:: WORK REQUEST ::
Whenever a line in the records below contains "icon", pick it out.

:: DATA SUPPLIED ::
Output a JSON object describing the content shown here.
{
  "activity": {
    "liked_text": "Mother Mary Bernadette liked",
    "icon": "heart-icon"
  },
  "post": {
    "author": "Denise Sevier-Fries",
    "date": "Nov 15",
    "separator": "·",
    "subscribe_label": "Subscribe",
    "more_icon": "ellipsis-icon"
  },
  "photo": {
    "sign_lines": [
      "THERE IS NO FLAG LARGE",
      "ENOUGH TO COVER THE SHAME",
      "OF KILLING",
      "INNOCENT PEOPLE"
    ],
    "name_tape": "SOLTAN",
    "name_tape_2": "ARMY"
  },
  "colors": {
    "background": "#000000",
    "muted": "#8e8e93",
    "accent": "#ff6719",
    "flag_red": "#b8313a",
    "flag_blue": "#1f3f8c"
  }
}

:: WRITTEN ANSWER ::
    "icon": "heart-icon"
    "more_icon": "ellipsis-icon"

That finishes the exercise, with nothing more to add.